ALBUQUERQUE, N.M. — More than 233 people attended the National Conference on Urban Entomology, held last week in Albuquerque, N.M., making this year’s event the second highest attended ever. In fact, five people from outside the U.S. attended the NCUE, so if this trend continues, perhaps we’ll need to change the name to International Conference on Urban Entomology.
Conference and Program Chair, Dr. Kyle Jordan (BASF), did an excellent job planning the conference. Industry sponsors contributed funds that made the conference possible.
It was the first time the National Conference on Urban Entomology was held together with the Invasive Fire Ant Conference. The two meetings had been held separately over the past few decades, but recently a proposal was made to have a joint meeting. The first joint meeting was a great success and future NCUE meetings will likely include the Fire Ant Conference.
It was also the first time the conference had a symposium dedicated wholly to rodents. The symposium, Urban Rodent Control, highlighted the recent developments in urban rodent management. This included rat, mouse, and gopher management in urban settings, and field evaluations of new bait formulations for rodent management.
Dr. John Klotz of University of California Riverside (emeritus) received the 2016 Distinguished Achievement in Urban Entomology Award and presented the 2016 Arnold Mallis Memorial Lecture titled “Trailing with the ants.”
A student paper competition was held to provide the opportunity for students to present their research and compete for awards. Sydney Crawley (University of Kentucky) won 1st place, Aaron Ashbrook (Purdue University) won 2nd place, and Mark Janowiecki (Texas A&M) won 3rd place. In addition, Sudip Gaire (New Mexico State University) received the Master’s of Science Award and Zachary DeVries (North Carolina State University) received the Doctoral Award.
The conference included more than 100 presentations (see program). Because the NCUE conference was combined with the Fire Ant Conference, the majority of talks (35) were on advances in managing invasive and urban pest ants.
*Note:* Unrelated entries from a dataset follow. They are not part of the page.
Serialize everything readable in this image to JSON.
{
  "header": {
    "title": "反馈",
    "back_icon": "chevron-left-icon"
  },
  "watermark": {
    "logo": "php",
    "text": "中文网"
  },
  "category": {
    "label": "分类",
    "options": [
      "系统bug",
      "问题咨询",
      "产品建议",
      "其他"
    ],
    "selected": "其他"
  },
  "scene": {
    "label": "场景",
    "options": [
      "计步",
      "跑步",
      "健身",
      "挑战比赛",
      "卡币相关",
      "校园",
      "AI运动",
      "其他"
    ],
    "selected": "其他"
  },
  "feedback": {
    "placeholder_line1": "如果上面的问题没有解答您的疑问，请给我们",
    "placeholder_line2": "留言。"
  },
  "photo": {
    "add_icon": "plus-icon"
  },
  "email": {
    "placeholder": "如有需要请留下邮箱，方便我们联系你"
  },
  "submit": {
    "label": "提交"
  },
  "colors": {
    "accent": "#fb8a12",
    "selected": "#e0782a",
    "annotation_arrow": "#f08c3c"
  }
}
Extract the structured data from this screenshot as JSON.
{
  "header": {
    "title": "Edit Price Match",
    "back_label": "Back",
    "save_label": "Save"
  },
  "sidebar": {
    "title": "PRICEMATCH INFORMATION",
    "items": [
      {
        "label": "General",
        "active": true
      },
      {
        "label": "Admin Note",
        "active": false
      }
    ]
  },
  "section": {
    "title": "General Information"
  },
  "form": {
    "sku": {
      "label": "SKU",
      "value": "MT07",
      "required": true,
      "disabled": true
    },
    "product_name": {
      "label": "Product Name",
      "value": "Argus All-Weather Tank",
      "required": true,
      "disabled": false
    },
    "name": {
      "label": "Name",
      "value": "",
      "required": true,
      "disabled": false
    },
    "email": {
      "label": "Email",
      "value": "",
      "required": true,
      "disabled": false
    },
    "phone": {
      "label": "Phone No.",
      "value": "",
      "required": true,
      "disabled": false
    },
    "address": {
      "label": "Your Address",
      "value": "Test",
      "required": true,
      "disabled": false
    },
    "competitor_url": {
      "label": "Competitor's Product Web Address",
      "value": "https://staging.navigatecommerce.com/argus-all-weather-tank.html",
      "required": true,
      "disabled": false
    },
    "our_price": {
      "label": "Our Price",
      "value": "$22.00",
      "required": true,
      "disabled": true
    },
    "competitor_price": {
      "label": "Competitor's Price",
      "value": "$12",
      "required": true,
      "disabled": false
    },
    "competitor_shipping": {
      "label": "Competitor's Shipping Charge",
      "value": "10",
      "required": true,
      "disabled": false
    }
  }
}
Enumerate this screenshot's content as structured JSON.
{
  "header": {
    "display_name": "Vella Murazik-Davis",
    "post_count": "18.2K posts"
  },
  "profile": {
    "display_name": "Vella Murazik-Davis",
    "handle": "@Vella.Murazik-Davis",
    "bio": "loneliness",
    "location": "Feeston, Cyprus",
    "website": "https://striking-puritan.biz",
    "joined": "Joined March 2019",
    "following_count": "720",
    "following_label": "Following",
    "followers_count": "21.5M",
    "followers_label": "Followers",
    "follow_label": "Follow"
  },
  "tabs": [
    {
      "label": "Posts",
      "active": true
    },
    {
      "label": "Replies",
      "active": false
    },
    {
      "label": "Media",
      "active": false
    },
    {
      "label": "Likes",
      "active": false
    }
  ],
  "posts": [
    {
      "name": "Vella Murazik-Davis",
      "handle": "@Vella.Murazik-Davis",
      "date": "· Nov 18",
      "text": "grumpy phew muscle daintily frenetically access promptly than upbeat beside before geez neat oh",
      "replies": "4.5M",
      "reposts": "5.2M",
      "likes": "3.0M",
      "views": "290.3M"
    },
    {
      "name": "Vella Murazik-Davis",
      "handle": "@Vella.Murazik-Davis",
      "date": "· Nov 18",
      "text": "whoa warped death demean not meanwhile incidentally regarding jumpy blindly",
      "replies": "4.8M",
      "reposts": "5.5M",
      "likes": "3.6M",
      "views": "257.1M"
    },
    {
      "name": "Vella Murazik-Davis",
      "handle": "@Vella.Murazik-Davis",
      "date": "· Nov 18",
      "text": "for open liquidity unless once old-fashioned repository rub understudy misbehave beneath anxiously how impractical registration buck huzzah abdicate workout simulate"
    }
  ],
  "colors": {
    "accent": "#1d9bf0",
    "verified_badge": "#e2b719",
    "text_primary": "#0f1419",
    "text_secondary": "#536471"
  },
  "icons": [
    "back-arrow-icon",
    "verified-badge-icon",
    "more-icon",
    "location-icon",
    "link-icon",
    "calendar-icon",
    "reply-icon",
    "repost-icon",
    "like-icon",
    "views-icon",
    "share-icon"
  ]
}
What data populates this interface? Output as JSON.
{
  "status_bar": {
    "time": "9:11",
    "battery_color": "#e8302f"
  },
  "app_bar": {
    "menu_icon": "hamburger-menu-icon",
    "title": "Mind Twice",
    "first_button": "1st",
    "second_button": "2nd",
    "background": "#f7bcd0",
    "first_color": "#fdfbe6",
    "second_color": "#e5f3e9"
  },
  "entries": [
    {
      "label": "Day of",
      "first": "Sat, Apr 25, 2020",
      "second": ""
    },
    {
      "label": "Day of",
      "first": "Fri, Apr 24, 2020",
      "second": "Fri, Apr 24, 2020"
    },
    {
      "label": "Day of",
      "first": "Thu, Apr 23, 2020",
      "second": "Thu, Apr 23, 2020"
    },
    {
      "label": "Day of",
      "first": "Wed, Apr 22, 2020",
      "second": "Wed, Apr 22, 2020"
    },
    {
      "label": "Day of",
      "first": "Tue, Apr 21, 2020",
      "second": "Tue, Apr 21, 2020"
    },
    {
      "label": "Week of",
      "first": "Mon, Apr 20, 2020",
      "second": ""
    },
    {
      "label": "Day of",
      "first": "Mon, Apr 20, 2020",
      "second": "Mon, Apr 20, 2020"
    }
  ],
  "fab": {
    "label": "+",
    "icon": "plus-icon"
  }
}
Other topics included IPM outreach in urban settings, indoor biomes, mosquito management in residential and commercial settings, gaps and challenges in urban pest control strategies, termite control, bed bug management, and pest prevention in buildings.
A special symposium was held on “The Future of Urban Entomology.” The symposium was organized by Dr. Shripat Kamble and included talks by prominent urban entomologists on the challenges and opportunities in the field of urban entomology. Despite some challenges, such as entomology department mergers and reduced funding, urban entomology continues to be a strong field and offers almost unlimited possibilities.
Due to the recent interest in mosquito control, the conference had a symposium on “Barrier Applications for Mosquito Management in Residential Settings.” The symposium was organized by Syngenta Crop Protection and included eight speakers from a variety of industries and universities. Topics ranged from the evaluation of various barrier applications for controlling container mosquitoes to backyard mosquito treatments, to public and community-wide management approaches. In addition the conference had a panel discussion on the Zika virus. Mosquito control was arguably the “hottest” topic of the conference.
Social activities included the Awards Luncheon (sponsored by Bayer), Evening at the Albuquerque Museum (sponsored by BASF), and a dinner combined with a visit to the Sandia Peak Tramway (sponsored by Syngenta). Fun was had by all (until the next morning).
The next meeting will be held on May 2018 in Raleigh, N.C. The meeting does not give CCH credits to PMPs but presents lots of valuable information and is certainly worth attending. Registration for the 2 1/2 day meeting is only $200.
To learn more about invasive pests and mosquito control, call EHS Pests.